Art. X.—Notes respecting some Indian Fishes

Theodore Cantor
1838 Journal of the Royal Asiatic Society of Great Britain & Ireland  
On a former occasion I had the honour of laying before this learned Society a collection of Molluscs and Zoophytes, from the northern part of the Bay of Bengal; I shall to-day take the liberty of calling their attention to some sketches of fishes from the same locality, and the estuaries of the Ganges, which I had an opportunity of making during my sojourn there, while discharging the medical duties on the Honourable Company's surveying vessels. By reference to the ichthyological works, from
more » ... ferent Indian localities, of Dr. Russell, Dr. Hamilton, Baron Cuvier, and Mr. Bennet, it would appear that at least one-third, perhaps one-half, out of upwards of a hundred species, which I examined between Calcutta and the twenty-first degree of north latitude, are not noticed by the above authors. Dr. Hamilton, indeed, in the introduction to his work upon the Gangetic fishes, is of opinion, that while in the rivers above, where the tide reaches, not more than one kind in five has escaped his notice, of those found in the estuaries he has not probably described above a half, a great number of which have been noticed by Dr. Russell. The fact is, I have observed many species, which, inhabiting a more southern latitude, are brought up towards the mouths of the Ganges, by the strong flood-tide prevailing during full moon, while others only temporarily enter the rivers during the spawning season. Thus many fishes, found in abundance by Russell on the Coromandel coast, are very scarce, or not met with towards the northern part of the Bay of Bengal, and of those species from Ceylon, figured and described by Mr. Bennett, I have observed none.

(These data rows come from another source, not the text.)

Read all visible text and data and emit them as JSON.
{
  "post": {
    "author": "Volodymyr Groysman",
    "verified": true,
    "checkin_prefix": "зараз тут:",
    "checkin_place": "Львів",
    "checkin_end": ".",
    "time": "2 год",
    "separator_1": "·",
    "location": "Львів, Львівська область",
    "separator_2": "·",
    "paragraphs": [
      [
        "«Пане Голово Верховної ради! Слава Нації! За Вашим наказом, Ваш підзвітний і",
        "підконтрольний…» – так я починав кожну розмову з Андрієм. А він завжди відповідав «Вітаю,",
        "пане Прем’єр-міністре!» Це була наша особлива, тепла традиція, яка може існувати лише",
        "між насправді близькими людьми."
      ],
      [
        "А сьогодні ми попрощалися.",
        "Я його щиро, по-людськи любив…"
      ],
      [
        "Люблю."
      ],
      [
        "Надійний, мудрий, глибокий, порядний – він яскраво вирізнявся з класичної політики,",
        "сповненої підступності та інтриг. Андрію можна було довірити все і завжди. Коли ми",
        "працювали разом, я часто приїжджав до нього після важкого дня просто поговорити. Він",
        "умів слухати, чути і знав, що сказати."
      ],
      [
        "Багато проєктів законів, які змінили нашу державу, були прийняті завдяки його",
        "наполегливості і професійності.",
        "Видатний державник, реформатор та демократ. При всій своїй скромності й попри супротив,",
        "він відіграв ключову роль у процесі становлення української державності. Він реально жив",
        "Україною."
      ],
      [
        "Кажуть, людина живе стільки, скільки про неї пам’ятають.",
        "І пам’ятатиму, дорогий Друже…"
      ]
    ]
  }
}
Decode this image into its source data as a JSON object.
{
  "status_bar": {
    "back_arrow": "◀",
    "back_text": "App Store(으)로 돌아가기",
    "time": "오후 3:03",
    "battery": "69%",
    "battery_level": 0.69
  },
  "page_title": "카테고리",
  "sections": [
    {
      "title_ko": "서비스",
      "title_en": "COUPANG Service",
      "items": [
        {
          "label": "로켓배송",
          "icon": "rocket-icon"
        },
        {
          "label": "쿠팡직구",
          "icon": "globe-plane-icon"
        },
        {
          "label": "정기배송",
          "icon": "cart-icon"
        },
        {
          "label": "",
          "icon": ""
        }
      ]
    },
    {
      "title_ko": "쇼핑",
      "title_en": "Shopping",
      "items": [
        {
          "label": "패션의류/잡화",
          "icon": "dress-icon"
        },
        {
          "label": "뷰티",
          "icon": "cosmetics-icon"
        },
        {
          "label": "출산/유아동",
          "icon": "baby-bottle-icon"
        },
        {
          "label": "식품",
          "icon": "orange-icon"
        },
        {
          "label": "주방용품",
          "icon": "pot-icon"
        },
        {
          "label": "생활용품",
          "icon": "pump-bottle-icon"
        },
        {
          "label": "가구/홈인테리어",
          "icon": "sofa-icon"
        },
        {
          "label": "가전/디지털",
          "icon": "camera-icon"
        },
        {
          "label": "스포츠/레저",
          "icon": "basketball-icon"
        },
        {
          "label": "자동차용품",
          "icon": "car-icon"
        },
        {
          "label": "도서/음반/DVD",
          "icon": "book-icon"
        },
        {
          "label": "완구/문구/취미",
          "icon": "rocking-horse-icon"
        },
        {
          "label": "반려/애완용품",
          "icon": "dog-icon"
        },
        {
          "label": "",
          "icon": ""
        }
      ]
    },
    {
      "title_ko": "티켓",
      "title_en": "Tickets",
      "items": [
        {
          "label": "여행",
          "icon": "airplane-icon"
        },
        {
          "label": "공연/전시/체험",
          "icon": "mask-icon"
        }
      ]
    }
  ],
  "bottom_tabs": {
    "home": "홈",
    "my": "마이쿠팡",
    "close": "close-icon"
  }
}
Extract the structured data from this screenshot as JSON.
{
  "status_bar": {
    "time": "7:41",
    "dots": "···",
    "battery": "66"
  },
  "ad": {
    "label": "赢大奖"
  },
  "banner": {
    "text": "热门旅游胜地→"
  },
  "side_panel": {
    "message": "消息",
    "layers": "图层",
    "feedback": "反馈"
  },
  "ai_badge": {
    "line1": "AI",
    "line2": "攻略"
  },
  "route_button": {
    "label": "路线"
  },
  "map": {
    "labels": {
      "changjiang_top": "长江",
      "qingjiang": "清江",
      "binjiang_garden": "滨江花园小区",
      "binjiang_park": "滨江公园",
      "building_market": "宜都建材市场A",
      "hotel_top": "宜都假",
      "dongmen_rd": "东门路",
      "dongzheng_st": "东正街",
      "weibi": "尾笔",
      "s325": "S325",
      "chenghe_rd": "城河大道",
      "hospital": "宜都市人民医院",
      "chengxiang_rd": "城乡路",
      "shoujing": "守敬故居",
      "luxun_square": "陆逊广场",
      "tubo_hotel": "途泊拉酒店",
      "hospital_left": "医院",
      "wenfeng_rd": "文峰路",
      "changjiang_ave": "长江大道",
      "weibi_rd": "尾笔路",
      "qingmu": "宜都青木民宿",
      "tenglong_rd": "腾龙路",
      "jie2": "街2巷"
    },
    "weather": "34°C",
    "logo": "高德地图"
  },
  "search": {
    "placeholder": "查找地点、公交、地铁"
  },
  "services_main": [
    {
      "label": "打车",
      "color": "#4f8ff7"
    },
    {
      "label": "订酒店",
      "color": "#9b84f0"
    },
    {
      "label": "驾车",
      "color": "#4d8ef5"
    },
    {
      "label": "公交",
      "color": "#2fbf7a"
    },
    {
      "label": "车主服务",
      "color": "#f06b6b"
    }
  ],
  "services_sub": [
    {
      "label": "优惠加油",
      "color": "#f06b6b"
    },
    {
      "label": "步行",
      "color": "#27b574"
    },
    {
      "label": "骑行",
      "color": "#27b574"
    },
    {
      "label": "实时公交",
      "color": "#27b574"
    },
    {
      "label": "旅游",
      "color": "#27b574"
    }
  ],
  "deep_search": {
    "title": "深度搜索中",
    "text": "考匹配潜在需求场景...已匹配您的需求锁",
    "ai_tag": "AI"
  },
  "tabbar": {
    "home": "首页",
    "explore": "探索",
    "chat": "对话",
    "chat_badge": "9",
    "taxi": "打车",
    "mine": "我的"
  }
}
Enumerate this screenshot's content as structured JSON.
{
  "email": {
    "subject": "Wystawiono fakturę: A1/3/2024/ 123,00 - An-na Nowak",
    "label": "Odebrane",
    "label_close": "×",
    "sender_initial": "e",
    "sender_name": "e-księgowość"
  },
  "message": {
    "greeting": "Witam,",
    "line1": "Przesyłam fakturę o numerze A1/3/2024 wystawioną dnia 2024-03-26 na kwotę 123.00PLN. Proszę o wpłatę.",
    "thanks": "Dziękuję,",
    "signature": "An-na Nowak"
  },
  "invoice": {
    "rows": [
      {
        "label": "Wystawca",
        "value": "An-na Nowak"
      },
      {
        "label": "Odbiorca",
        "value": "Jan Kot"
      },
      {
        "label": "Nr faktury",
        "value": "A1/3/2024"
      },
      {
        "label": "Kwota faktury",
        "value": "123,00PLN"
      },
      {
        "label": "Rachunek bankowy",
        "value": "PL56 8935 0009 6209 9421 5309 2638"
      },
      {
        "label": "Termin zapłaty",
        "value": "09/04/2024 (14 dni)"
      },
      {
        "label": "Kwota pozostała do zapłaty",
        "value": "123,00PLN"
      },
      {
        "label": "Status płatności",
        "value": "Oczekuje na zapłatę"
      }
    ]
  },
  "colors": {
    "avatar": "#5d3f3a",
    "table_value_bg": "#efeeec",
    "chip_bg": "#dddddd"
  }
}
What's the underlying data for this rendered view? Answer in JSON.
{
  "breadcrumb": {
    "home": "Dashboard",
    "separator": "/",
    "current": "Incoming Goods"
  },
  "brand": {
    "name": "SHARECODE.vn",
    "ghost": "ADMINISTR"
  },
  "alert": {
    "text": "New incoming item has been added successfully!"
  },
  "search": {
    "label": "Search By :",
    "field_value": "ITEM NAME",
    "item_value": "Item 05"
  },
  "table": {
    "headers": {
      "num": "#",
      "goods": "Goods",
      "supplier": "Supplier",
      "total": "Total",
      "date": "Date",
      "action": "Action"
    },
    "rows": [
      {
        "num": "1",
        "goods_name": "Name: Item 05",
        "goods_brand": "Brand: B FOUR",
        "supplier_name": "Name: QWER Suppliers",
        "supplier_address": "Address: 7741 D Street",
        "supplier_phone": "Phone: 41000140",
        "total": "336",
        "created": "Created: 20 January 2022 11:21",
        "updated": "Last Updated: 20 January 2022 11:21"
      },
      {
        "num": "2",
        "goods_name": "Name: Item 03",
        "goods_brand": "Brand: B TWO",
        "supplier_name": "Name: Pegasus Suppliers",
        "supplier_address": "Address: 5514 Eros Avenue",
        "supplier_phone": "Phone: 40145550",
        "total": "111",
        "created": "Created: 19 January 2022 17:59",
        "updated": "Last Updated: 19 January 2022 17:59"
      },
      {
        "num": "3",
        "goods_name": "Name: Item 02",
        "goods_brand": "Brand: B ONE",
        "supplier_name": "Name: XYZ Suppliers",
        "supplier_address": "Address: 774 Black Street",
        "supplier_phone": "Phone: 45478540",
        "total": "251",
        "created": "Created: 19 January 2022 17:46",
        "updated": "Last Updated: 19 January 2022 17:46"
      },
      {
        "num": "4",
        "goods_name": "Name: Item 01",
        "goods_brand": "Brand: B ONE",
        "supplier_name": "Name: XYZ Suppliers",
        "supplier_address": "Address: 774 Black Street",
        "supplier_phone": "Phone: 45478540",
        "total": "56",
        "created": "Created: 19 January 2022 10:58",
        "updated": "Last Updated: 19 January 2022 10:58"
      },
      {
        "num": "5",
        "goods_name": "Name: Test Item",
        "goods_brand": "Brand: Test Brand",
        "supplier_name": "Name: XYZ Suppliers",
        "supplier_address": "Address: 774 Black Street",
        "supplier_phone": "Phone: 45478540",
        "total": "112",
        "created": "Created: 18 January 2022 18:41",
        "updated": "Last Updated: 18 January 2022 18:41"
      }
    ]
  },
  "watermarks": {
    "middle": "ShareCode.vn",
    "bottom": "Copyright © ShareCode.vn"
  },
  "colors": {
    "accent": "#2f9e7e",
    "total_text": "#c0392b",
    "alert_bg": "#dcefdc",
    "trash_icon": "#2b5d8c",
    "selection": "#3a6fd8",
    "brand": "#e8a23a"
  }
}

doi:10.1017/s0035869x00015203 fatcat:d3zy4tn3pzfzjd3ryysr4wmo6m